Animal lovers swarm Campbell River city council meeting

More than a hundred animal lovers flooded city hall for Tuesday night’s council meeting to show their support for the SPCA

Hundreds of animal lovers flooded city hall for Tuesday night’s council meeting to show their support for the SPCA.

Although the council chambers quickly reached its 90-person capacity, that didn’t stop at least 50 more from standing outside in the lobby to listen in on the proceedings.

One woman, Sharon Dean, along with her daughter Heidi Dean, circulated T-shirts with an ironed on graphic that bore a bright red X through the words City of Campbell River Pound – a swipe at Coastal Animal Control’s facility in the former SPCA shelter.

Local veterinarian Helen Kwong, at the request of Coun. Larry Samson, was permitted to speak to council as a late addition to the list of delegations.

Kwong came down to the speaker’s table to a round of applause from the gallery.

She stressed the importance of the SPCA to the community.

“I think Coastal Animal Services offers a valuable service to Campbell River in the role of animal control but in an animal welfare role, there’s no comparison to the SPCA which has been an integral part of our community for 30 years,” Kwong began. “They provide sheltering services, and adopt out homeless and abandoned animals, have a low cost spay and neutering program, after hours rescue, summer camps, school programs. It’s not uncommon for the majority of our community’s children to donate their birthday funds to the BC SPCA and often a child’s first volunteer experience is with the SPCA.”

Kwong also noted that Coastal Animal Control is mainly charged with dealing solely with dogs, notably nuisance dogs or lost dogs, but will not deal with animal cruelty complaints or abandoned animals as the SPCA does.

“What will happen to the 800 cats processed by the SPCA yearly?” Kwong questioned. “The SPCA is asking for $95,000 to operate their shelter and it costs $400,000 to operate the shelter annually – that seems like a pretty good investment to me.”

Kwong finished her presentation to another round of applause and a standing ovation from SPCA supporters. Coun. Samson asked Kwong for suggestions on how to engage the community to raise the necessary funds that the SPCA needs. BC SPCA Chief Executive Officer Craig Daniell said the Campbell River branch loses $10,000 each year in operating costs.

Kwong said there needs to be more transparency.

“My answer is communication,” she said. “If the community had known the SPCA was in such dire circumstances and had known council hadn’t budgeted enough, the community would have come up with the money. All you had to do was tell us.”

That prompted people in the gallery to get up on their feet once more as Kwong walked back to her seat.
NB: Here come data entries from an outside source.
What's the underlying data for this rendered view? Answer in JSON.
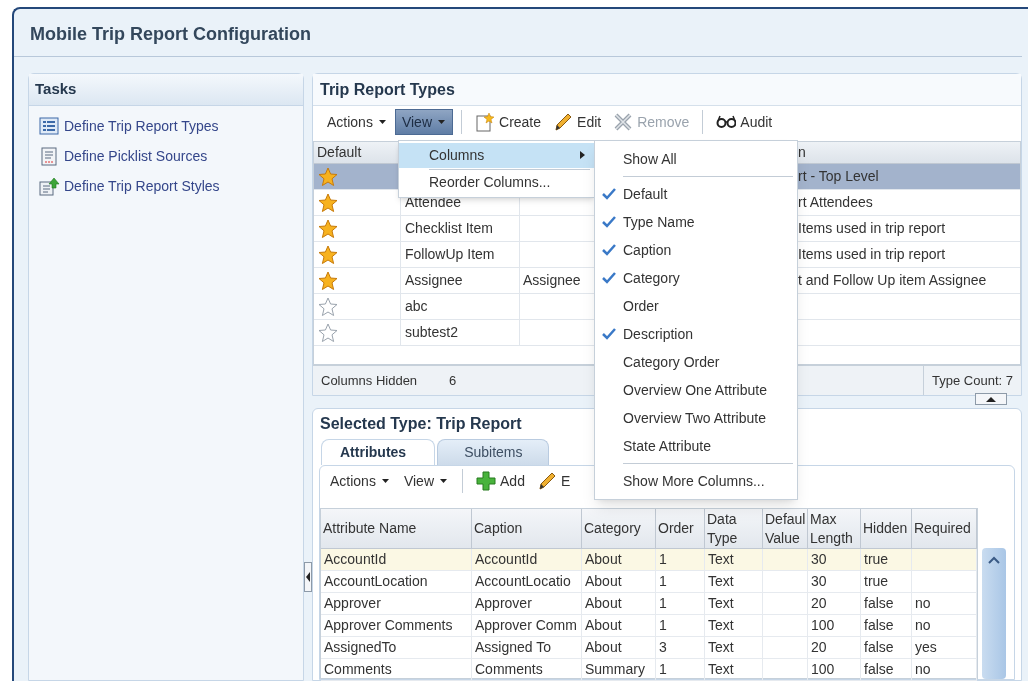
{
  "window": {
    "title": "Mobile Trip Report Configuration"
  },
  "tasks": {
    "title": "Tasks",
    "items": [
      {
        "label": "Define Trip Report Types",
        "kind": "list"
      },
      {
        "label": "Define Picklist Sources",
        "kind": "document"
      },
      {
        "label": "Define Trip Report Styles",
        "kind": "upload"
      }
    ]
  },
  "trip_report_types": {
    "title": "Trip Report Types",
    "toolbar": [
      {
        "label": "Actions",
        "kind": "menu",
        "selected": false
      },
      {
        "label": "View",
        "kind": "menu",
        "selected": true
      },
      {
        "label": "Create",
        "kind": "create",
        "disabled": false
      },
      {
        "label": "Edit",
        "kind": "edit",
        "disabled": false
      },
      {
        "label": "Remove",
        "kind": "remove",
        "disabled": true
      },
      {
        "label": "Audit",
        "kind": "audit",
        "disabled": false
      }
    ],
    "columns": [
      "Default",
      "n"
    ],
    "rows": [
      {
        "default": true,
        "selected": true,
        "description": "rt - Top Level"
      },
      {
        "default": true,
        "selected": false,
        "type_name": "Attendee",
        "description": "rt Attendees"
      },
      {
        "default": true,
        "selected": false,
        "type_name": "Checklist Item",
        "description": "Items used in trip report"
      },
      {
        "default": true,
        "selected": false,
        "type_name": "FollowUp Item",
        "description": "Items used in trip report"
      },
      {
        "default": true,
        "selected": false,
        "type_name": "Assignee",
        "caption": "Assignee",
        "description": "t and Follow Up item Assignee"
      },
      {
        "default": false,
        "selected": false,
        "type_name": "abc"
      },
      {
        "default": false,
        "selected": false,
        "type_name": "subtest2"
      }
    ],
    "footer": {
      "columns_hidden_label": "Columns Hidden",
      "columns_hidden_value": "6",
      "type_count": "Type Count: 7"
    }
  },
  "view_menu": {
    "items": [
      {
        "label": "Columns",
        "selected": true,
        "submenu": true
      },
      {
        "label": "Reorder Columns...",
        "selected": false,
        "submenu": false
      }
    ]
  },
  "columns_submenu": {
    "items": [
      {
        "label": "Show All",
        "kind": "command",
        "checked": false
      },
      {
        "label": "Default",
        "kind": "column",
        "checked": true
      },
      {
        "label": "Type Name",
        "kind": "column",
        "checked": true
      },
      {
        "label": "Caption",
        "kind": "column",
        "checked": true
      },
      {
        "label": "Category",
        "kind": "column",
        "checked": true
      },
      {
        "label": "Order",
        "kind": "column",
        "checked": false
      },
      {
        "label": "Description",
        "kind": "column",
        "checked": true
      },
      {
        "label": "Category Order",
        "kind": "column",
        "checked": false
      },
      {
        "label": "Overview One Attribute",
        "kind": "column",
        "checked": false
      },
      {
        "label": "Overview Two Attribute",
        "kind": "column",
        "checked": false
      },
      {
        "label": "State Attribute",
        "kind": "column",
        "checked": false
      },
      {
        "label": "Show More Columns...",
        "kind": "command",
        "checked": false
      }
    ]
  },
  "selected_type": {
    "title": "Selected Type: Trip Report",
    "tabs": [
      {
        "label": "Attributes",
        "selected": true
      },
      {
        "label": "Subitems",
        "selected": false
      }
    ],
    "toolbar": [
      {
        "label": "Actions",
        "kind": "menu"
      },
      {
        "label": "View",
        "kind": "menu"
      },
      {
        "label": "Add",
        "kind": "add"
      },
      {
        "label": "E",
        "kind": "edit"
      }
    ],
    "columns": [
      "Attribute Name",
      "Caption",
      "Category",
      "Order",
      "Data Type",
      "Defaul Value",
      "Max Length",
      "Hidden",
      "Required"
    ],
    "rows": [
      {
        "selected": true,
        "cells": [
          "AccountId",
          "AccountId",
          "About",
          "1",
          "Text",
          null,
          "30",
          "true",
          null
        ]
      },
      {
        "selected": false,
        "cells": [
          "AccountLocation",
          "AccountLocatio",
          "About",
          "1",
          "Text",
          null,
          "30",
          "true",
          null
        ]
      },
      {
        "selected": false,
        "cells": [
          "Approver",
          "Approver",
          "About",
          "1",
          "Text",
          null,
          "20",
          "false",
          "no"
        ]
      },
      {
        "selected": false,
        "cells": [
          "Approver Comments",
          "Approver Comm",
          "About",
          "1",
          "Text",
          null,
          "100",
          "false",
          "no"
        ]
      },
      {
        "selected": false,
        "cells": [
          "AssignedTo",
          "Assigned To",
          "About",
          "3",
          "Text",
          null,
          "20",
          "false",
          "yes"
        ]
      },
      {
        "selected": false,
        "cells": [
          "Comments",
          "Comments",
          "Summary",
          "1",
          "Text",
          null,
          "100",
          "false",
          "no"
        ]
      }
    ]
  }
}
Council chose to defer awarding the animal shelter contract to Coastal Animal Control and will meet with Daniell this Tuesday morning to discuss potentially bringing the SPCA back to Campbell River. Kwong and SPCA supporter Cyriel DeBruyne were also selected by council to sit in on the meeting as public representatives.